Records drawn from a dataset
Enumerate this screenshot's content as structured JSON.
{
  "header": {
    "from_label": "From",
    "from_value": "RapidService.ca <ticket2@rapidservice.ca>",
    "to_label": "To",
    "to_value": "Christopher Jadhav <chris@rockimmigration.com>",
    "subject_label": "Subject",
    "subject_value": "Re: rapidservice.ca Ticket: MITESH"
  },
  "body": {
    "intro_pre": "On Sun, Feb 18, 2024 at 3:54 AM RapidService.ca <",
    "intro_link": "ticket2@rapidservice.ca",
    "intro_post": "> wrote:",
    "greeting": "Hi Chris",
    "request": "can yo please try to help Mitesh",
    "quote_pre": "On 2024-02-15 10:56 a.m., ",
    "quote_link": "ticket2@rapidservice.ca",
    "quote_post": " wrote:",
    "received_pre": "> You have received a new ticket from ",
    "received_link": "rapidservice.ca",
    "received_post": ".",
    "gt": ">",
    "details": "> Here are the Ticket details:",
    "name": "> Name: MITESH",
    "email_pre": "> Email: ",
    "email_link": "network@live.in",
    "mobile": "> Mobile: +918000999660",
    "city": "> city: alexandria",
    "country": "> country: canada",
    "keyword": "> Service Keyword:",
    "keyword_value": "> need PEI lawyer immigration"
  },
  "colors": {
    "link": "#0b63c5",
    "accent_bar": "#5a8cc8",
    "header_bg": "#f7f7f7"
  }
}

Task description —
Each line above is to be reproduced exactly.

Response to this task —
Enumerate this screenshot's content as structured JSON.
{
  "header": {
    "from_label": "From",
    "from_value": "RapidService.ca <ticket2@rapidservice.ca>",
    "to_label": "To",
    "to_value": "Christopher Jadhav <chris@rockimmigration.com>",
    "subject_label": "Subject",
    "subject_value": "Re: rapidservice.ca Ticket: MITESH"
  },
  "body": {
    "intro_pre": "On Sun, Feb 18, 2024 at 3:54 AM RapidService.ca <",
    "intro_link": "ticket2@rapidservice.ca",
    "intro_post": "> wrote:",
    "greeting": "Hi Chris",
    "request": "can yo please try to help Mitesh",
    "quote_pre": "On 2024-02-15 10:56 a.m., ",
    "quote_link": "ticket2@rapidservice.ca",
    "quote_post": " wrote:",
    "received_pre": "> You have received a new ticket from ",
    "received_link": "rapidservice.ca",
    "received_post": ".",
    "gt": ">",
    "details": "> Here are the Ticket details:",
    "name": "> Name: MITESH",
    "email_pre": "> Email: ",
    "email_link": "network@live.in",
    "mobile": "> Mobile: +918000999660",
    "city": "> city: alexandria",
    "country": "> country: canada",
    "keyword": "> Service Keyword:",
    "keyword_value": "> need PEI lawyer immigration"
  },
  "colors": {
    "link": "#0b63c5",
    "accent_bar": "#5a8cc8",
    "header_bg": "#f7f7f7"
  }
}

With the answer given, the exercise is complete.